Six months later, and some conservatives are still freaking out about gay marriage in New York—first, state clerks who opposed the move jumped ship, and now, an upstate judge has ruled that a lawsuit seeking to overturn the marriage equality law can proceed.

The gist of the lawsuit, filed by conservative group New Yorkers For Constitutional Freedoms (you may recall them rushing to the defense of another state clerk who refused to marry same-sex couples), is that Governor Cuomo and the Republican majority in the State Senate were sketchy in the days leading up to the passage of the law. Specifically, it alleges that some officials "held meetings in violation of the state’s Open Meetings Laws, financial support was promised to win Republican votes, the bill bypassed senate committees, and the governor unjustifiably issued a message of necessity to expedite the vote and avoid the normal three-day waiting period for a bill." It's a nice little legal work-around to talk around the fact that these people think gay marriage is wrong.

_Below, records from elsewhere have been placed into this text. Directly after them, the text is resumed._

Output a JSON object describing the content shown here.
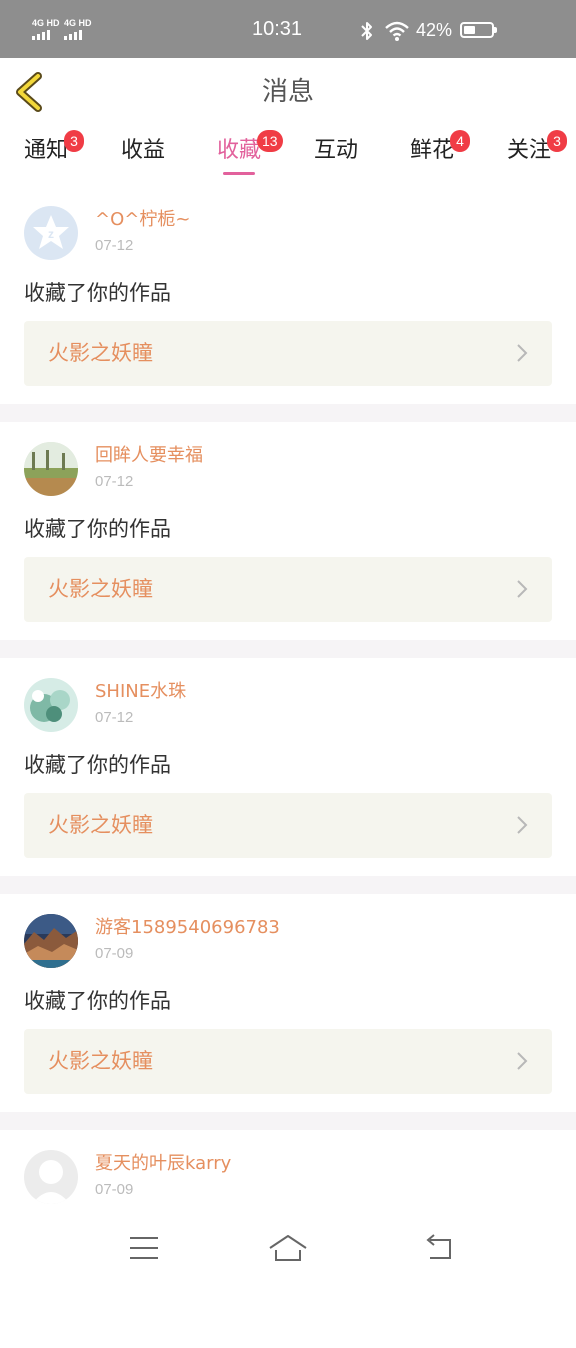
{
  "status_bar": {
    "signal_1": "4G HD",
    "signal_2": "4G HD",
    "time": "10:31",
    "battery_percent": "42%",
    "battery_level": 0.42
  },
  "header": {
    "title": "消息",
    "back_icon": "chevron-left-icon"
  },
  "tabs": [
    {
      "label": "通知",
      "badge": "3",
      "active": false
    },
    {
      "label": "收益",
      "badge": "",
      "active": false
    },
    {
      "label": "收藏",
      "badge": "13",
      "active": true
    },
    {
      "label": "互动",
      "badge": "",
      "active": false
    },
    {
      "label": "鲜花",
      "badge": "4",
      "active": false
    },
    {
      "label": "关注",
      "badge": "3",
      "active": false
    }
  ],
  "feed": [
    {
      "user": "^O^柠栀~",
      "date": "07-12",
      "action": "收藏了你的作品",
      "work": "火影之妖瞳"
    },
    {
      "user": "回眸人要幸福",
      "date": "07-12",
      "action": "收藏了你的作品",
      "work": "火影之妖瞳"
    },
    {
      "user": "SHINE水珠",
      "date": "07-12",
      "action": "收藏了你的作品",
      "work": "火影之妖瞳"
    },
    {
      "user": "游客1589540696783",
      "date": "07-09",
      "action": "收藏了你的作品",
      "work": "火影之妖瞳"
    },
    {
      "user": "夏天的叶辰karry",
      "date": "07-09",
      "action": "",
      "work": ""
    }
  ],
  "colors": {
    "accent_pink": "#e2619c",
    "badge_red": "#f03c45",
    "username_orange": "#e58f5f",
    "back_icon_yellow": "#f3d83a"
  },
  "bottom_nav": {
    "menu_icon": "menu-icon",
    "home_icon": "home-icon",
    "back_icon": "back-icon"
  }
}
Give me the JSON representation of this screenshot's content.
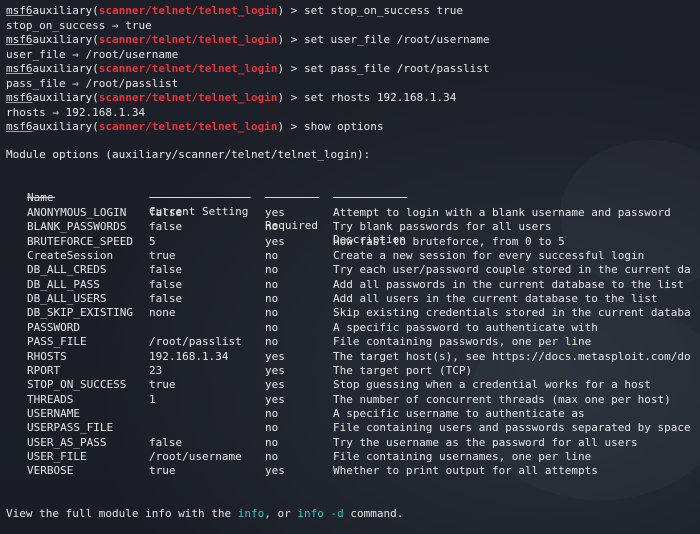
{
  "prompt": {
    "msf": "msf6",
    "module_prefix": "auxiliary(",
    "module_path": "scanner/telnet/telnet_login",
    "module_suffix": ") > "
  },
  "history": [
    {
      "command": "set stop_on_success true",
      "output": "stop_on_success ⇒ true"
    },
    {
      "command": "set user_file /root/username",
      "output": "user_file ⇒ /root/username"
    },
    {
      "command": "set pass_file /root/passlist",
      "output": "pass_file ⇒ /root/passlist"
    },
    {
      "command": "set rhosts 192.168.1.34",
      "output": "rhosts ⇒ 192.168.1.34"
    },
    {
      "command": "show options",
      "output": ""
    }
  ],
  "options_title": "Module options (auxiliary/scanner/telnet/telnet_login):",
  "table": {
    "headers": {
      "name": "Name",
      "setting": "Current Setting",
      "required": "Required",
      "description": "Description"
    },
    "rows": [
      {
        "name": "ANONYMOUS_LOGIN",
        "setting": "false",
        "required": "yes",
        "description": "Attempt to login with a blank username and password"
      },
      {
        "name": "BLANK_PASSWORDS",
        "setting": "false",
        "required": "no",
        "description": "Try blank passwords for all users"
      },
      {
        "name": "BRUTEFORCE_SPEED",
        "setting": "5",
        "required": "yes",
        "description": "How fast to bruteforce, from 0 to 5"
      },
      {
        "name": "CreateSession",
        "setting": "true",
        "required": "no",
        "description": "Create a new session for every successful login"
      },
      {
        "name": "DB_ALL_CREDS",
        "setting": "false",
        "required": "no",
        "description": "Try each user/password couple stored in the current da"
      },
      {
        "name": "DB_ALL_PASS",
        "setting": "false",
        "required": "no",
        "description": "Add all passwords in the current database to the list"
      },
      {
        "name": "DB_ALL_USERS",
        "setting": "false",
        "required": "no",
        "description": "Add all users in the current database to the list"
      },
      {
        "name": "DB_SKIP_EXISTING",
        "setting": "none",
        "required": "no",
        "description": "Skip existing credentials stored in the current databa"
      },
      {
        "name": "PASSWORD",
        "setting": "",
        "required": "no",
        "description": "A specific password to authenticate with"
      },
      {
        "name": "PASS_FILE",
        "setting": "/root/passlist",
        "required": "no",
        "description": "File containing passwords, one per line"
      },
      {
        "name": "RHOSTS",
        "setting": "192.168.1.34",
        "required": "yes",
        "description": "The target host(s), see https://docs.metasploit.com/do"
      },
      {
        "name": "RPORT",
        "setting": "23",
        "required": "yes",
        "description": "The target port (TCP)"
      },
      {
        "name": "STOP_ON_SUCCESS",
        "setting": "true",
        "required": "yes",
        "description": "Stop guessing when a credential works for a host"
      },
      {
        "name": "THREADS",
        "setting": "1",
        "required": "yes",
        "description": "The number of concurrent threads (max one per host)"
      },
      {
        "name": "USERNAME",
        "setting": "",
        "required": "no",
        "description": "A specific username to authenticate as"
      },
      {
        "name": "USERPASS_FILE",
        "setting": "",
        "required": "no",
        "description": "File containing users and passwords separated by space"
      },
      {
        "name": "USER_AS_PASS",
        "setting": "false",
        "required": "no",
        "description": "Try the username as the password for all users"
      },
      {
        "name": "USER_FILE",
        "setting": "/root/username",
        "required": "no",
        "description": "File containing usernames, one per line"
      },
      {
        "name": "VERBOSE",
        "setting": "true",
        "required": "yes",
        "description": "Whether to print output for all attempts"
      }
    ]
  },
  "footer": {
    "pre": "View the full module info with the ",
    "info": "info",
    "mid": ", or ",
    "info_d": "info -d",
    "post": " command."
  },
  "colors": {
    "background": "#1b1e26",
    "text": "#e6e6e6",
    "module_red": "#e8323c",
    "command_cyan": "#2ec4c4"
  }
}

Acting Justice Robert B. Wiggins of State Supreme Court in Livingston County, in the Finger Lakes region, declared that there was enough evidence that the "open meeting laws" had been violated to proceed with the suit. “It is ironic that much of the state’s brief passionately spews sanctimonious verbiage on the separation of powers in the governmental branches,” Justice Wiggins wrote, “and clear arm-twisting by the Executive on the Legislative permeates this entire process.” Harsh words, but same-sex marriage advocates were unfazed: “Some extremist groups are making a desperate attempt to stop the rocket ship of equality with a few feathers in the wind,” Ross D. Levi, the executive director of the Empire State Pride Agenda, told the Times. “But we are confident they will not succeed.”